[Source information Boundary: Start]
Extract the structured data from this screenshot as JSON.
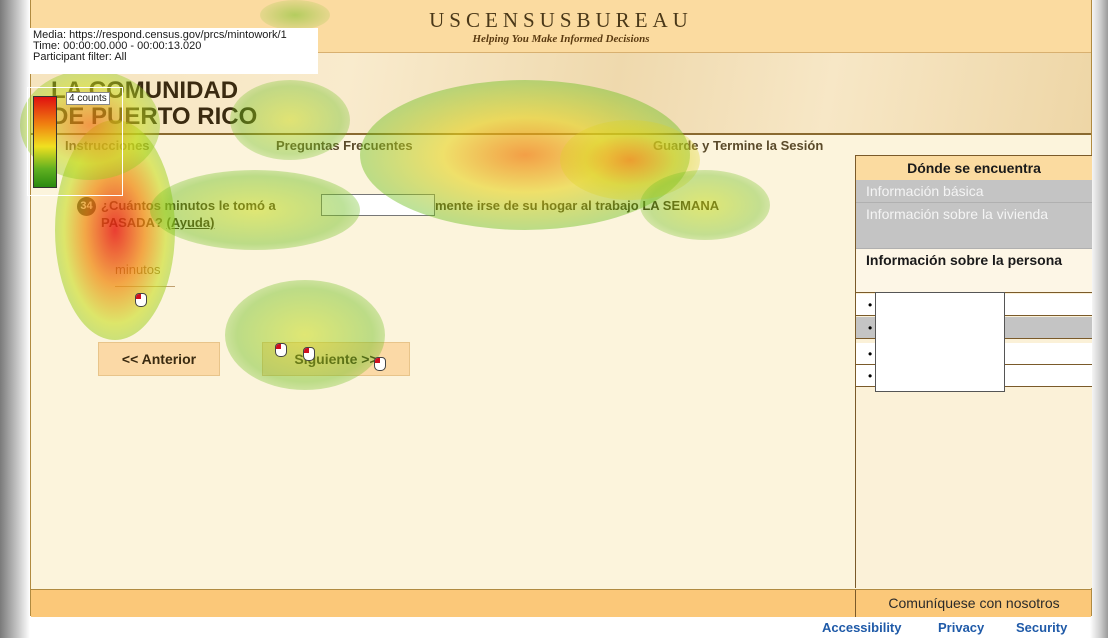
{
  "header": {
    "agency": "USCENSUSBUREAU",
    "tagline": "Helping You Make Informed Decisions"
  },
  "banner": {
    "title_line1": "LA COMUNIDAD",
    "title_line2": "DE PUERTO RICO"
  },
  "nav": {
    "instructions": "Instrucciones",
    "faq": "Preguntas Frecuentes",
    "save_exit": "Guarde y Termine la Sesión"
  },
  "question": {
    "number": "34",
    "text_before": "¿Cuántos minutos le tomó a",
    "text_after": "usualmente irse de su hogar al trabajo LA SEMANA PASADA?",
    "help": "(Ayuda)",
    "unit": "minutos",
    "answer_value": ""
  },
  "buttons": {
    "previous": "<<  Anterior",
    "next": "Siguiente  >>"
  },
  "sidebar": {
    "header": "Dónde se encuentra",
    "items": [
      {
        "label": "Información básica",
        "state": "completed"
      },
      {
        "label": "Información sobre la vivienda",
        "state": "completed"
      },
      {
        "label": "Información sobre la persona",
        "state": "current"
      }
    ],
    "sub_rows": [
      "•",
      "•",
      "•",
      "•"
    ]
  },
  "footer": {
    "contact": "Comuníquese con nosotros"
  },
  "links": {
    "accessibility": "Accessibility",
    "privacy": "Privacy",
    "security": "Security"
  },
  "overlay": {
    "media": "Media: https://respond.census.gov/prcs/mintowork/1",
    "time": "Time: 00:00:00.000 - 00:00:13.020",
    "filter": "Participant filter: All",
    "legend_count": "4 counts"
  },
  "colors": {
    "accent": "#fbdba0",
    "link": "#1f5aa8",
    "heat_high": "#e01010",
    "heat_low": "#2a8a10"
  }
}
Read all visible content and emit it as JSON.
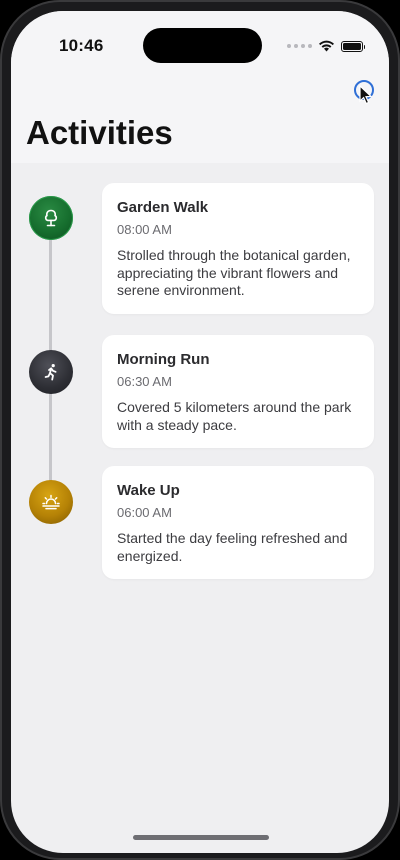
{
  "status_bar": {
    "time": "10:46"
  },
  "header": {
    "title": "Activities"
  },
  "colors": {
    "accent": "#2f6fd6",
    "green": "#166e2e",
    "dark": "#2d2e34",
    "yellow": "#b58206",
    "background": "#efeff1",
    "card": "#ffffff"
  },
  "activities": [
    {
      "title": "Garden Walk",
      "time": "08:00 AM",
      "description": "Strolled through the botanical garden, appreciating the vibrant flowers and serene environment.",
      "icon": "tree-icon",
      "color": "green"
    },
    {
      "title": "Morning Run",
      "time": "06:30 AM",
      "description": "Covered 5 kilometers around the park with a steady pace.",
      "icon": "running-figure-icon",
      "color": "dark"
    },
    {
      "title": "Wake Up",
      "time": "06:00 AM",
      "description": "Started the day feeling refreshed and energized.",
      "icon": "sunrise-icon",
      "color": "yellow"
    }
  ]
}
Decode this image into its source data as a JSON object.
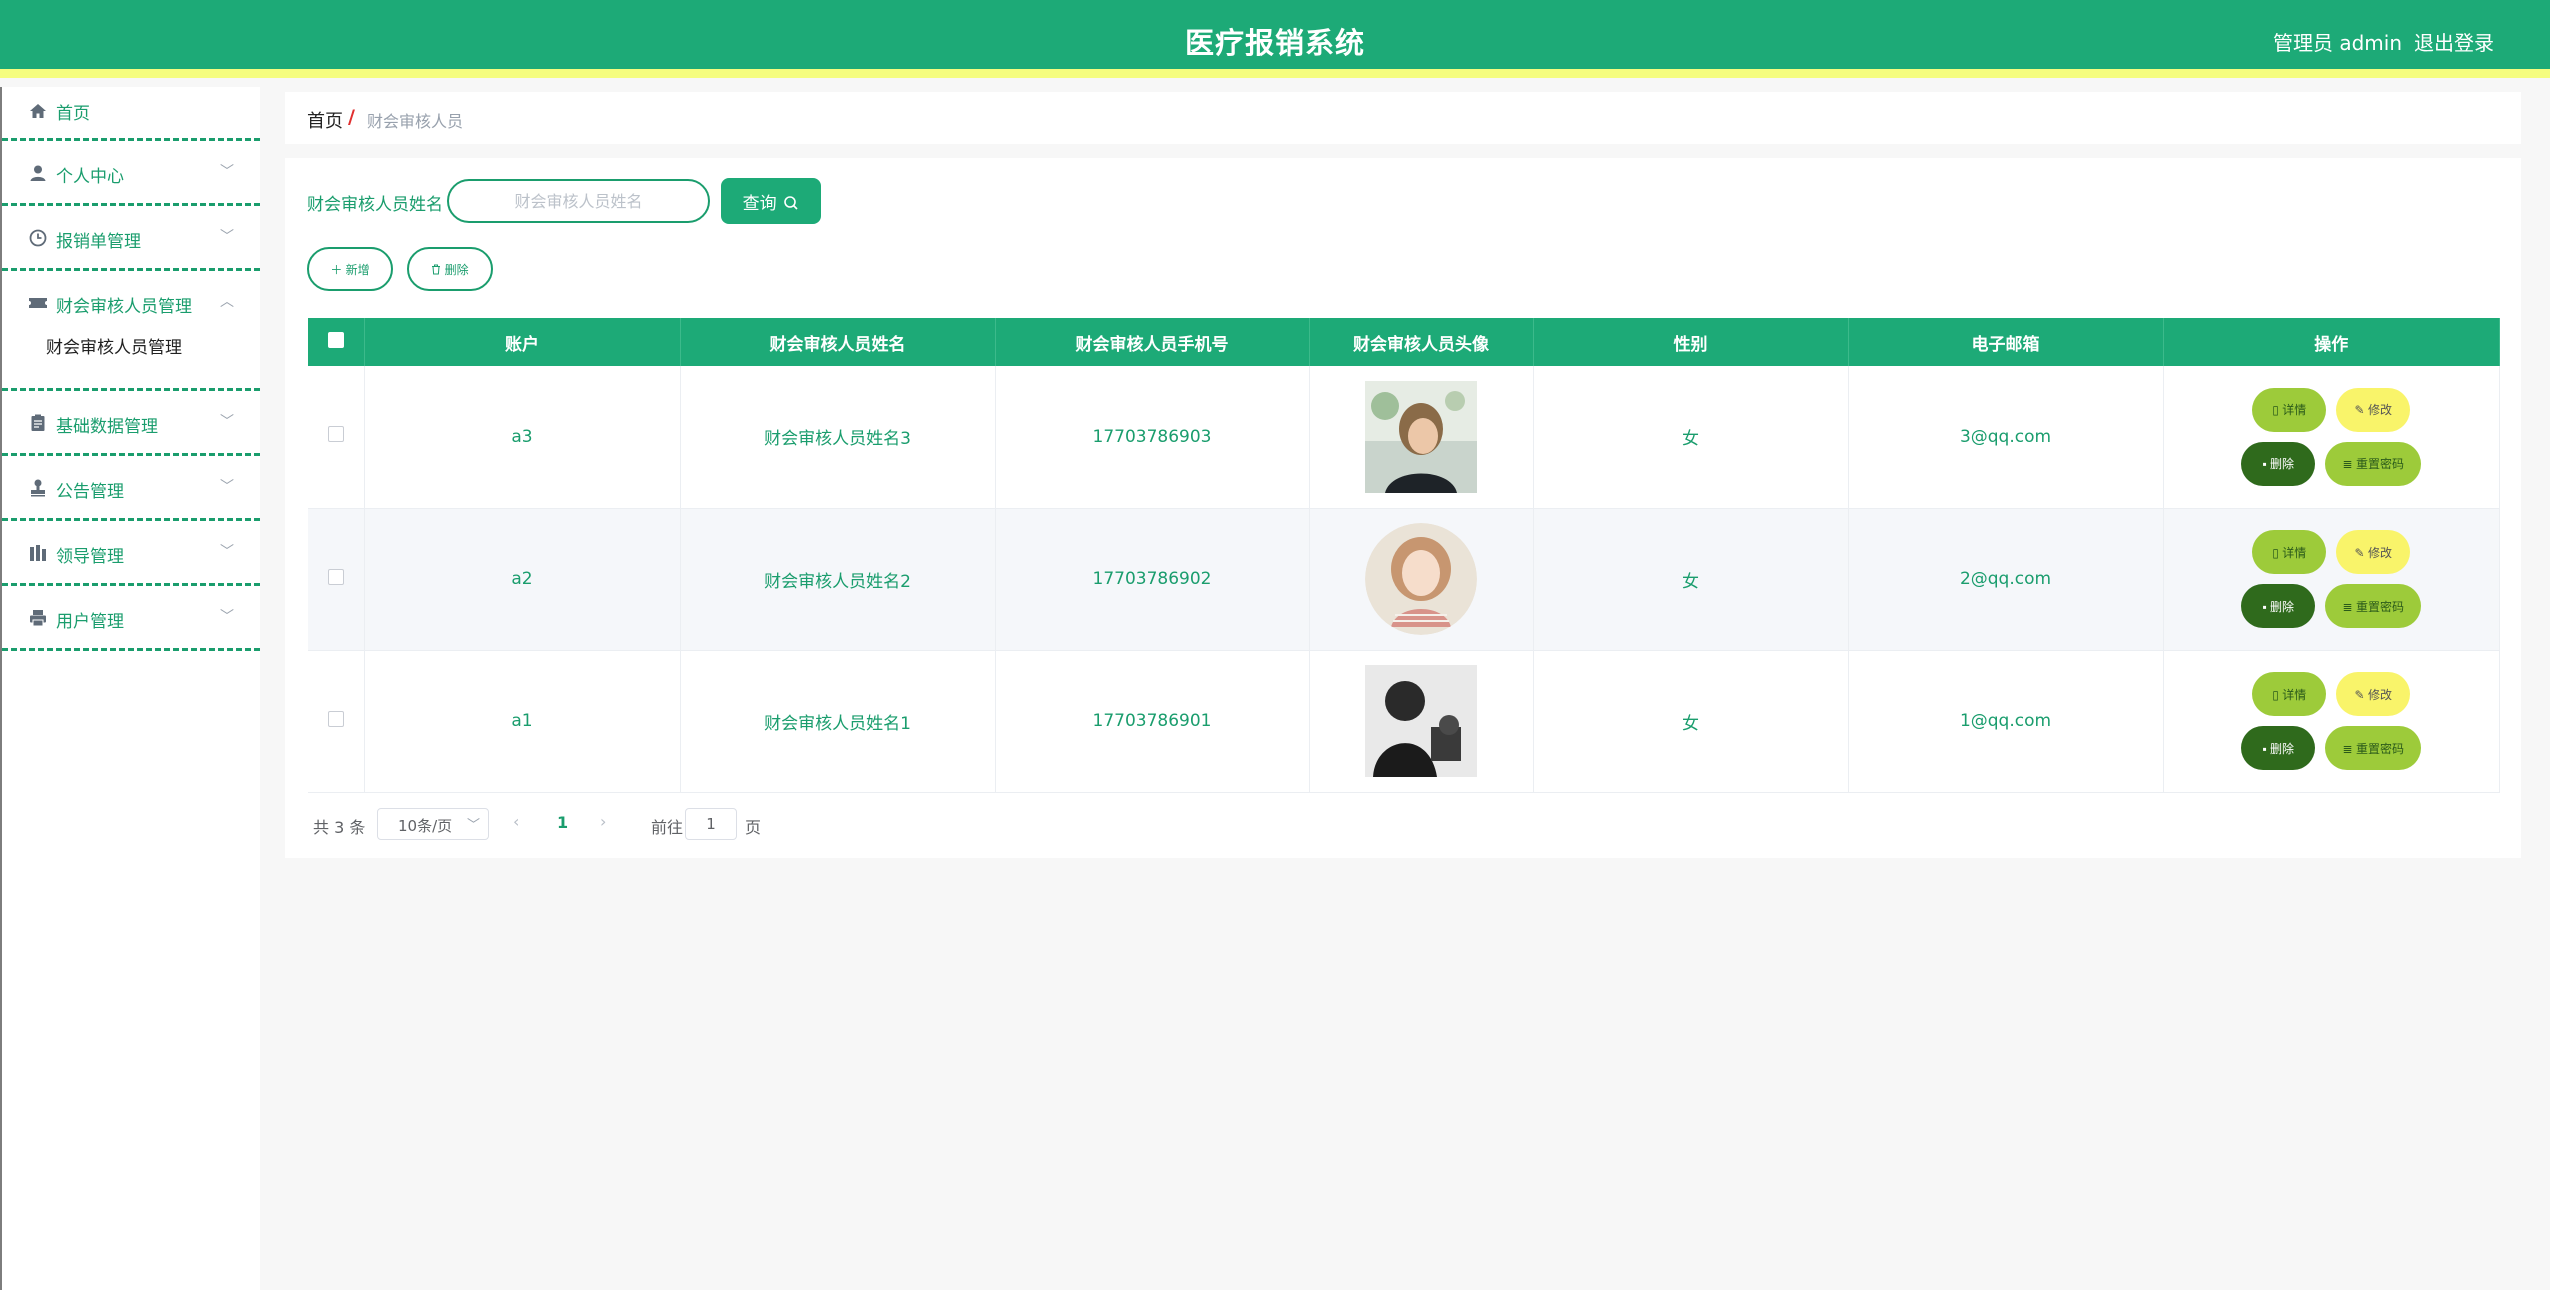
{
  "header": {
    "title": "医疗报销系统",
    "user": "管理员 admin",
    "logout": "退出登录"
  },
  "colors": {
    "primary": "#1daa77",
    "accent_strip": "#f5fd7f",
    "detail_btn": "#9dcb3a",
    "edit_btn": "#f9f46a",
    "delete_btn": "#2f6a1c"
  },
  "sidebar": {
    "items": [
      {
        "label": "首页",
        "icon": "home-icon"
      },
      {
        "label": "个人中心",
        "icon": "user-icon",
        "arrow": "﹀"
      },
      {
        "label": "报销单管理",
        "icon": "clock-icon",
        "arrow": "﹀"
      },
      {
        "label": "财会审核人员管理",
        "icon": "ticket-icon",
        "arrow": "︿",
        "sub": "财会审核人员管理"
      },
      {
        "label": "基础数据管理",
        "icon": "clipboard-icon",
        "arrow": "﹀"
      },
      {
        "label": "公告管理",
        "icon": "stamp-icon",
        "arrow": "﹀"
      },
      {
        "label": "领导管理",
        "icon": "building-icon",
        "arrow": "﹀"
      },
      {
        "label": "用户管理",
        "icon": "printer-icon",
        "arrow": "﹀"
      }
    ]
  },
  "breadcrumb": {
    "home": "首页",
    "separator": "/",
    "current": "财会审核人员"
  },
  "search": {
    "label": "财会审核人员姓名",
    "placeholder": "财会审核人员姓名",
    "button": "查询"
  },
  "actions": {
    "add": "新增",
    "delete": "删除"
  },
  "table": {
    "headers": [
      "账户",
      "财会审核人员姓名",
      "财会审核人员手机号",
      "财会审核人员头像",
      "性别",
      "电子邮箱",
      "操作"
    ],
    "rows": [
      {
        "account": "a3",
        "name": "财会审核人员姓名3",
        "phone": "17703786903",
        "gender": "女",
        "email": "3@qq.com"
      },
      {
        "account": "a2",
        "name": "财会审核人员姓名2",
        "phone": "17703786902",
        "gender": "女",
        "email": "2@qq.com"
      },
      {
        "account": "a1",
        "name": "财会审核人员姓名1",
        "phone": "17703786901",
        "gender": "女",
        "email": "1@qq.com"
      }
    ],
    "ops": {
      "detail": "详情",
      "edit": "修改",
      "delete": "删除",
      "reset": "重置密码"
    }
  },
  "pagination": {
    "total": "共 3 条",
    "page_size": "10条/页",
    "prev": "‹",
    "current": "1",
    "next": "›",
    "goto": "前往",
    "goto_value": "1",
    "page_suffix": "页"
  }
}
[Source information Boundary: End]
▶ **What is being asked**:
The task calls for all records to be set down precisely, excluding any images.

▶ **Exercise response**:
Extract the structured data from this screenshot as JSON.
{
  "header": {
    "agency": "USCENSUSBUREAU",
    "tagline": "Helping You Make Informed Decisions"
  },
  "banner": {
    "title_line1": "LA COMUNIDAD",
    "title_line2": "DE PUERTO RICO"
  },
  "nav": {
    "instructions": "Instrucciones",
    "faq": "Preguntas Frecuentes",
    "save_exit": "Guarde y Termine la Sesión"
  },
  "question": {
    "number": "34",
    "text_before": "¿Cuántos minutos le tomó a",
    "text_after": "usualmente irse de su hogar al trabajo LA SEMANA PASADA?",
    "help": "(Ayuda)",
    "unit": "minutos",
    "answer_value": ""
  },
  "buttons": {
    "previous": "<<  Anterior",
    "next": "Siguiente  >>"
  },
  "sidebar": {
    "header": "Dónde se encuentra",
    "items": [
      {
        "label": "Información básica",
        "state": "completed"
      },
      {
        "label": "Información sobre la vivienda",
        "state": "completed"
      },
      {
        "label": "Información sobre la persona",
        "state": "current"
      }
    ],
    "sub_rows": [
      "•",
      "•",
      "•",
      "•"
    ]
  },
  "footer": {
    "contact": "Comuníquese con nosotros"
  },
  "links": {
    "accessibility": "Accessibility",
    "privacy": "Privacy",
    "security": "Security"
  },
  "overlay": {
    "media": "Media: https://respond.census.gov/prcs/mintowork/1",
    "time": "Time: 00:00:00.000 - 00:00:13.020",
    "filter": "Participant filter: All",
    "legend_count": "4 counts"
  },
  "colors": {
    "accent": "#fbdba0",
    "link": "#1f5aa8",
    "heat_high": "#e01010",
    "heat_low": "#2a8a10"
  }
}
Read all visible content and emit it as JSON.
{
  "status_bar": {
    "time": "10:46"
  },
  "header": {
    "title": "Activities"
  },
  "colors": {
    "accent": "#2f6fd6",
    "green": "#166e2e",
    "dark": "#2d2e34",
    "yellow": "#b58206",
    "background": "#efeff1",
    "card": "#ffffff"
  },
  "activities": [
    {
      "title": "Garden Walk",
      "time": "08:00 AM",
      "description": "Strolled through the botanical garden, appreciating the vibrant flowers and serene environment.",
      "icon": "tree-icon",
      "color": "green"
    },
    {
      "title": "Morning Run",
      "time": "06:30 AM",
      "description": "Covered 5 kilometers around the park with a steady pace.",
      "icon": "running-figure-icon",
      "color": "dark"
    },
    {
      "title": "Wake Up",
      "time": "06:00 AM",
      "description": "Started the day feeling refreshed and energized.",
      "icon": "sunrise-icon",
      "color": "yellow"
    }
  ]
}
Decode this image into its source data as a JSON object.
{
  "header": {
    "title": "医疗报销系统",
    "user": "管理员 admin",
    "logout": "退出登录"
  },
  "colors": {
    "primary": "#1daa77",
    "accent_strip": "#f5fd7f",
    "detail_btn": "#9dcb3a",
    "edit_btn": "#f9f46a",
    "delete_btn": "#2f6a1c"
  },
  "sidebar": {
    "items": [
      {
        "label": "首页",
        "icon": "home-icon"
      },
      {
        "label": "个人中心",
        "icon": "user-icon",
        "arrow": "﹀"
      },
      {
        "label": "报销单管理",
        "icon": "clock-icon",
        "arrow": "﹀"
      },
      {
        "label": "财会审核人员管理",
        "icon": "ticket-icon",
        "arrow": "︿",
        "sub": "财会审核人员管理"
      },
      {
        "label": "基础数据管理",
        "icon": "clipboard-icon",
        "arrow": "﹀"
      },
      {
        "label": "公告管理",
        "icon": "stamp-icon",
        "arrow": "﹀"
      },
      {
        "label": "领导管理",
        "icon": "building-icon",
        "arrow": "﹀"
      },
      {
        "label": "用户管理",
        "icon": "printer-icon",
        "arrow": "﹀"
      }
    ]
  },
  "breadcrumb": {
    "home": "首页",
    "separator": "/",
    "current": "财会审核人员"
  },
  "search": {
    "label": "财会审核人员姓名",
    "placeholder": "财会审核人员姓名",
    "button": "查询"
  },
  "actions": {
    "add": "新增",
    "delete": "删除"
  },
  "table": {
    "headers": [
      "账户",
      "财会审核人员姓名",
      "财会审核人员手机号",
      "财会审核人员头像",
      "性别",
      "电子邮箱",
      "操作"
    ],
    "rows": [
      {
        "account": "a3",
        "name": "财会审核人员姓名3",
        "phone": "17703786903",
        "gender": "女",
        "email": "3@qq.com"
      },
      {
        "account": "a2",
        "name": "财会审核人员姓名2",
        "phone": "17703786902",
        "gender": "女",
        "email": "2@qq.com"
      },
      {
        "account": "a1",
        "name": "财会审核人员姓名1",
        "phone": "17703786901",
        "gender": "女",
        "email": "1@qq.com"
      }
    ],
    "ops": {
      "detail": "详情",
      "edit": "修改",
      "delete": "删除",
      "reset": "重置密码"
    }
  },
  "pagination": {
    "total": "共 3 条",
    "page_size": "10条/页",
    "prev": "‹",
    "current": "1",
    "next": "›",
    "goto": "前往",
    "goto_value": "1",
    "page_suffix": "页"
  }
}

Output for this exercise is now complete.